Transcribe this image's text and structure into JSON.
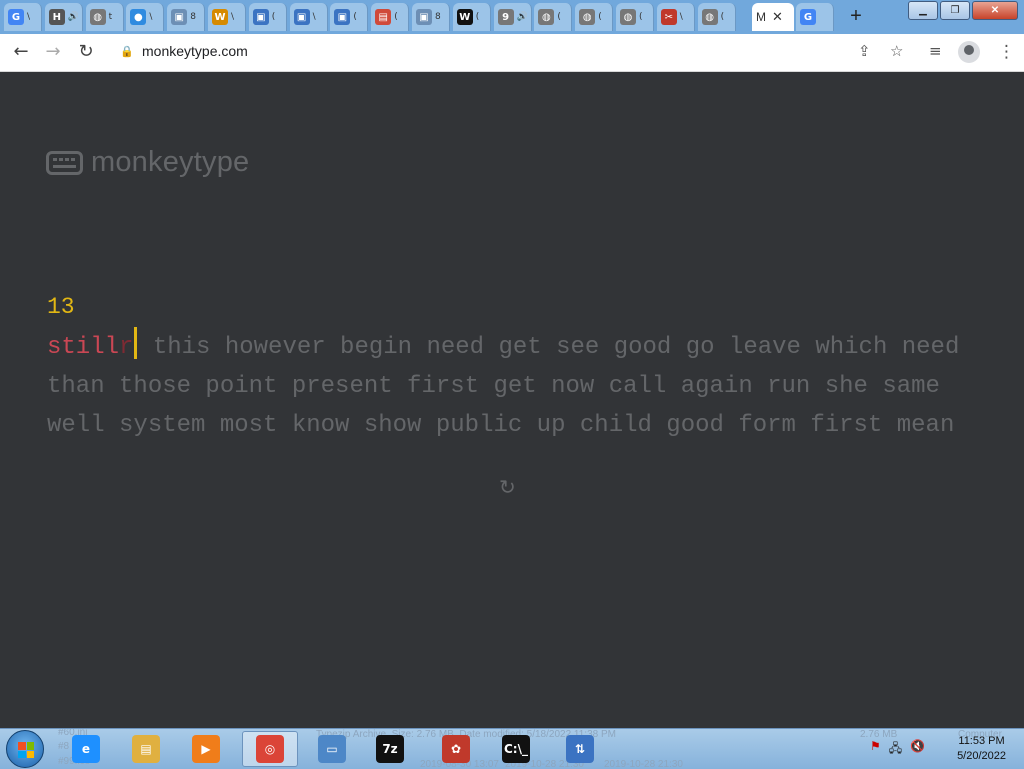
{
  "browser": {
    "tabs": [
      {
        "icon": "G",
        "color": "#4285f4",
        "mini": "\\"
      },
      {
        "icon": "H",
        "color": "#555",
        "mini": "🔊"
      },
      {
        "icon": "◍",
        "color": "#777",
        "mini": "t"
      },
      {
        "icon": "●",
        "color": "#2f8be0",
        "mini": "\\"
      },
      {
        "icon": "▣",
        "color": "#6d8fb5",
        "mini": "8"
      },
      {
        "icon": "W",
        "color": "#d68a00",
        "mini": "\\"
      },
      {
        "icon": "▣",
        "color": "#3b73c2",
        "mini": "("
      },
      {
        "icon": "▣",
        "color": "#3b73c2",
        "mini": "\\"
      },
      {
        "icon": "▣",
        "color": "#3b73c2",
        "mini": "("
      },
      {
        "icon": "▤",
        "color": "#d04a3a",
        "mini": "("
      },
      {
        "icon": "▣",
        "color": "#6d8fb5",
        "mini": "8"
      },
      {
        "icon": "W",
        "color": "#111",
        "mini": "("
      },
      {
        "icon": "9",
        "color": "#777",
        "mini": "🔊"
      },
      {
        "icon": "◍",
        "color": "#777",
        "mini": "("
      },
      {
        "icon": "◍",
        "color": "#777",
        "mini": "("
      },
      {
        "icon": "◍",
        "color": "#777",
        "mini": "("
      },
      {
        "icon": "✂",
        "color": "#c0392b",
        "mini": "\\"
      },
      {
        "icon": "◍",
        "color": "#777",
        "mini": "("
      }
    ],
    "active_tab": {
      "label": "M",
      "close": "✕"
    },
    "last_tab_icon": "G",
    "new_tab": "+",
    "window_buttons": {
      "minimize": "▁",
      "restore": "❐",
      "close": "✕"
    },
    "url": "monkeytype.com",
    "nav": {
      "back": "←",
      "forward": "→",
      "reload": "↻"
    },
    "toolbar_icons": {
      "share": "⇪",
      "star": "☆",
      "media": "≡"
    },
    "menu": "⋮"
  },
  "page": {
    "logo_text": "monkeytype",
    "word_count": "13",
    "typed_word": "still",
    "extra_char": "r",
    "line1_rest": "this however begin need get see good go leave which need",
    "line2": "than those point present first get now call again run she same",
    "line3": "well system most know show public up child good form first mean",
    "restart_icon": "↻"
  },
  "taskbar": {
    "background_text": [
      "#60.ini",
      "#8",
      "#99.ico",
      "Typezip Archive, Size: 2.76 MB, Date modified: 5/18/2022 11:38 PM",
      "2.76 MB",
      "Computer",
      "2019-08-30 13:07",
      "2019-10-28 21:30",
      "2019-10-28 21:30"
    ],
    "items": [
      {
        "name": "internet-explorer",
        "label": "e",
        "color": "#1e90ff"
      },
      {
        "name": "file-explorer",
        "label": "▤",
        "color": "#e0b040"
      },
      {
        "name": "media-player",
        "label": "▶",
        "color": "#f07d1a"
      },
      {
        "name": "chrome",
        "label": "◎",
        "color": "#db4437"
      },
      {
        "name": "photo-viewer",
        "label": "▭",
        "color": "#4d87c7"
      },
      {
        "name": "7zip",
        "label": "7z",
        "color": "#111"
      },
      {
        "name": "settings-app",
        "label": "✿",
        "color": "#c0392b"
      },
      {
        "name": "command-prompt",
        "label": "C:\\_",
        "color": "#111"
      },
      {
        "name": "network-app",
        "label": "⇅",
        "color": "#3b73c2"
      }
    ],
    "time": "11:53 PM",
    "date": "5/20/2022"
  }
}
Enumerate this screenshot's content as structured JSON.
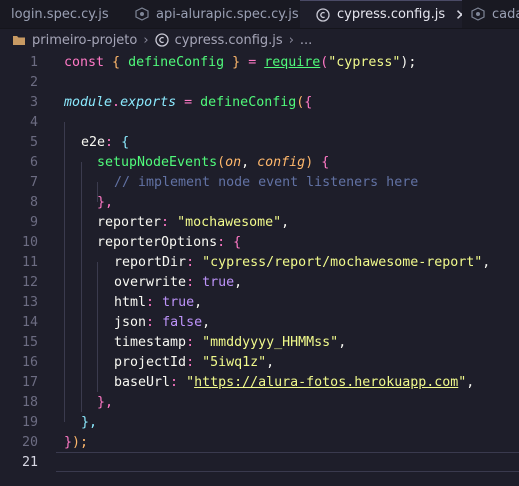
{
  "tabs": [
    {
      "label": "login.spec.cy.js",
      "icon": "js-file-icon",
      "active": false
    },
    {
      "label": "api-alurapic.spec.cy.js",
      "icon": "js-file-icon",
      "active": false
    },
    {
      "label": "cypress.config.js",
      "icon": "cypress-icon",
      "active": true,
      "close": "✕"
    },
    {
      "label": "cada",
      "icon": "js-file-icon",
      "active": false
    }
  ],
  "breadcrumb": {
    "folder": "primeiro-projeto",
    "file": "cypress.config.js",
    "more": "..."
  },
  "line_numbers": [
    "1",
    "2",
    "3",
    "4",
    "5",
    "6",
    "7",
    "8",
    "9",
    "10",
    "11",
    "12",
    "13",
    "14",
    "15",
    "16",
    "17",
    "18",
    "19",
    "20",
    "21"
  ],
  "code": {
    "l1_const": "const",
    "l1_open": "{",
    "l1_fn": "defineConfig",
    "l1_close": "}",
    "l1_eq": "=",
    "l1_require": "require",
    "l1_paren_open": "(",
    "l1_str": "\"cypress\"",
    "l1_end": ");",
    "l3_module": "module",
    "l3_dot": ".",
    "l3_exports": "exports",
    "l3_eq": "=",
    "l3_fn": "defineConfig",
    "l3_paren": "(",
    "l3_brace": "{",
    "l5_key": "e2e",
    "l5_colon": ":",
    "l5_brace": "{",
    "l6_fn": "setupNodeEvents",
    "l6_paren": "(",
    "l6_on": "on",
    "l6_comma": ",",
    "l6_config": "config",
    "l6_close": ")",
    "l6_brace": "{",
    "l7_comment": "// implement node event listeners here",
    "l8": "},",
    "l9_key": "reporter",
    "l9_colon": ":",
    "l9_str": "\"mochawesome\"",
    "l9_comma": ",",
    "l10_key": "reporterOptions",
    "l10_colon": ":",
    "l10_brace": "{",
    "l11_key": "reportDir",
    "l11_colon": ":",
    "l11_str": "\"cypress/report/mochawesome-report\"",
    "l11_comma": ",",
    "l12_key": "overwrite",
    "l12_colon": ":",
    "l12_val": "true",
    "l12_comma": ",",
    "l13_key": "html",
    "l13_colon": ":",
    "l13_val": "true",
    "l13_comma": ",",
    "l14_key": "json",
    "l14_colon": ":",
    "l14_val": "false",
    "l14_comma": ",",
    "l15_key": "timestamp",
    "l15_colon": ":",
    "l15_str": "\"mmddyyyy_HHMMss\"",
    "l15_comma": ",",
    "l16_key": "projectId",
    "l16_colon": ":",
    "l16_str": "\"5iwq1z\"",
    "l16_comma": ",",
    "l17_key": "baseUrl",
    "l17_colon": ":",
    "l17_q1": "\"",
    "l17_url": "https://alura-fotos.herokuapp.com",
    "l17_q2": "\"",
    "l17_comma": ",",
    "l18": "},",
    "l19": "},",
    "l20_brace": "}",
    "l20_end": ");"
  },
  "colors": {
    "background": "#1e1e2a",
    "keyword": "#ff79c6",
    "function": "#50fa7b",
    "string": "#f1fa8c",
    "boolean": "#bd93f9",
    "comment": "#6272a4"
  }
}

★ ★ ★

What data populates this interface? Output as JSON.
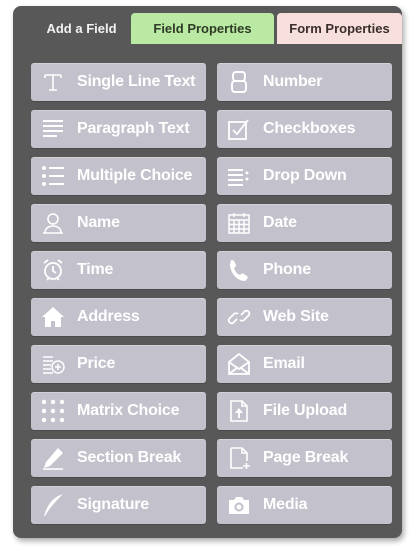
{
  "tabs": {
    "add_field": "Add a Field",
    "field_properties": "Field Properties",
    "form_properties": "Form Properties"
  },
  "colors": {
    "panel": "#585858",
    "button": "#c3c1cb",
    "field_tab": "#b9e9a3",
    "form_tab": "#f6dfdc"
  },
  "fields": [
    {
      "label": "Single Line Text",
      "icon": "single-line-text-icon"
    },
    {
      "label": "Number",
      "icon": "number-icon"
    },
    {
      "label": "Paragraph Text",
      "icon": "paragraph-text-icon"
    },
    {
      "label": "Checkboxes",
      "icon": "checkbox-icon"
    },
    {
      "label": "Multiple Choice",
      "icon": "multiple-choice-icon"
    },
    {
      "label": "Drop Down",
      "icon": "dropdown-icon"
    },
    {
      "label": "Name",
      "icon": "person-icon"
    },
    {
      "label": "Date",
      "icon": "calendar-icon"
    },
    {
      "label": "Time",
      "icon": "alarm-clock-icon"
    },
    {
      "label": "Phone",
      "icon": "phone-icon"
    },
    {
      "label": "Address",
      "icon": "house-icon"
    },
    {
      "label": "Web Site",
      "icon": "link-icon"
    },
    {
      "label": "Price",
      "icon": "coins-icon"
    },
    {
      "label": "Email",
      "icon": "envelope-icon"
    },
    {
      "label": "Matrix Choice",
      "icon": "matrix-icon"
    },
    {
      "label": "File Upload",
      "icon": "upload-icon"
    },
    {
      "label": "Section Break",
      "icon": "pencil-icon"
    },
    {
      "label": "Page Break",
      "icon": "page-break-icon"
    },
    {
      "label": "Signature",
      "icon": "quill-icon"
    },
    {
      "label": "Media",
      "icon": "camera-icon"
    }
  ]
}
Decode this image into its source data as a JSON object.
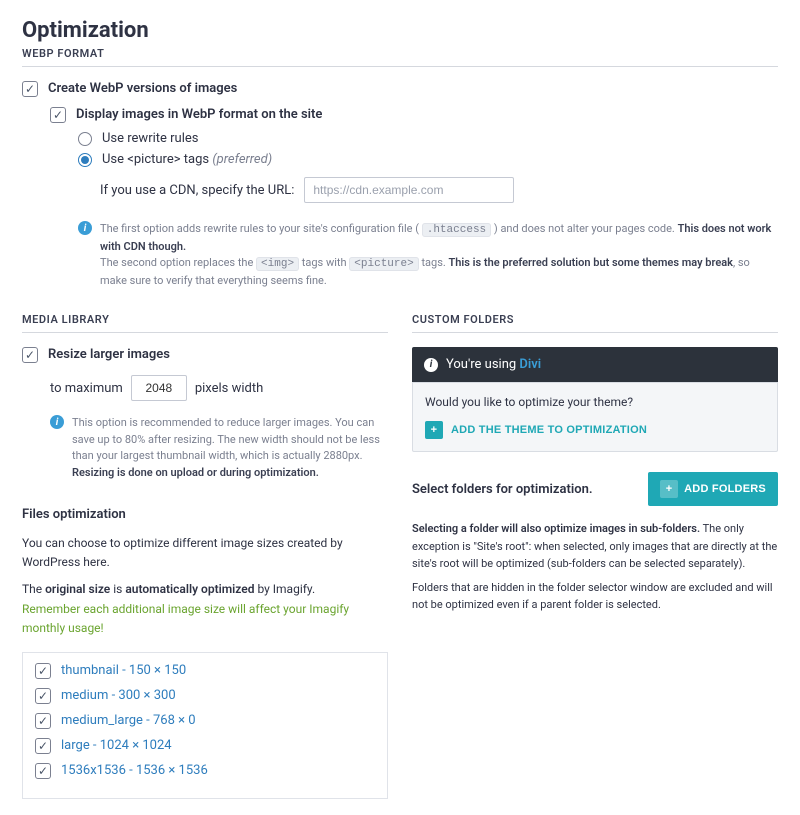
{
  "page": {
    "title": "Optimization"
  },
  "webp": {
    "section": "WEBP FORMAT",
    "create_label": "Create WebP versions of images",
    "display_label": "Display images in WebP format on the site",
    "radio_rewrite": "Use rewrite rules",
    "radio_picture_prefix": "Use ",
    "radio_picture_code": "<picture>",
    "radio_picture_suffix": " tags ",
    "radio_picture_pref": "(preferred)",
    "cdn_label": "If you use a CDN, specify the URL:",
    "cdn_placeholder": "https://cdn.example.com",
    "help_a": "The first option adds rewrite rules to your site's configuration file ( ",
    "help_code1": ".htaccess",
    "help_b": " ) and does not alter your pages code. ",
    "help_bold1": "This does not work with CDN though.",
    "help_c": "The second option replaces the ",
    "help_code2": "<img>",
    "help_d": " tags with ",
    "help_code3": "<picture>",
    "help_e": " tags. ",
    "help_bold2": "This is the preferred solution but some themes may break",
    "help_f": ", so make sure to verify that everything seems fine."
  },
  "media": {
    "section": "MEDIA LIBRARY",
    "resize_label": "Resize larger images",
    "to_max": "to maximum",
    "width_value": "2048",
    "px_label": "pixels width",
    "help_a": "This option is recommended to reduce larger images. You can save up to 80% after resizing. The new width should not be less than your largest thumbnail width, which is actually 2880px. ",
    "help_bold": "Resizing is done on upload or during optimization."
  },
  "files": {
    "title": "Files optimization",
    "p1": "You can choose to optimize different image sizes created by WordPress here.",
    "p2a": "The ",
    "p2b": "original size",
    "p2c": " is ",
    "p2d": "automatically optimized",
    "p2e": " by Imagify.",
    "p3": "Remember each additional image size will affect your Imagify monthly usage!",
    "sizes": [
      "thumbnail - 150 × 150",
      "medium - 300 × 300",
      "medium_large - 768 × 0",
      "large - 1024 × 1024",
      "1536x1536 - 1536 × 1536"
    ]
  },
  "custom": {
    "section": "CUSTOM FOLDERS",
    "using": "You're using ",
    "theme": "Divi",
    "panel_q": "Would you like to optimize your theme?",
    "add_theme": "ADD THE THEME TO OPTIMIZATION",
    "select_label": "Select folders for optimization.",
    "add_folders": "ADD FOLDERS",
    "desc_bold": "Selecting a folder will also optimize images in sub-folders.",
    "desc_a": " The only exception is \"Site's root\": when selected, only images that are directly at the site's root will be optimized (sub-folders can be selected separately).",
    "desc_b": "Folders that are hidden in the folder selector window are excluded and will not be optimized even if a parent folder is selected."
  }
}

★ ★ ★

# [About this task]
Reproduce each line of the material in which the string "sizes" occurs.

# [Answer area]
    "p1": "You can choose to optimize different image sizes created by WordPress here.",
    "sizes": [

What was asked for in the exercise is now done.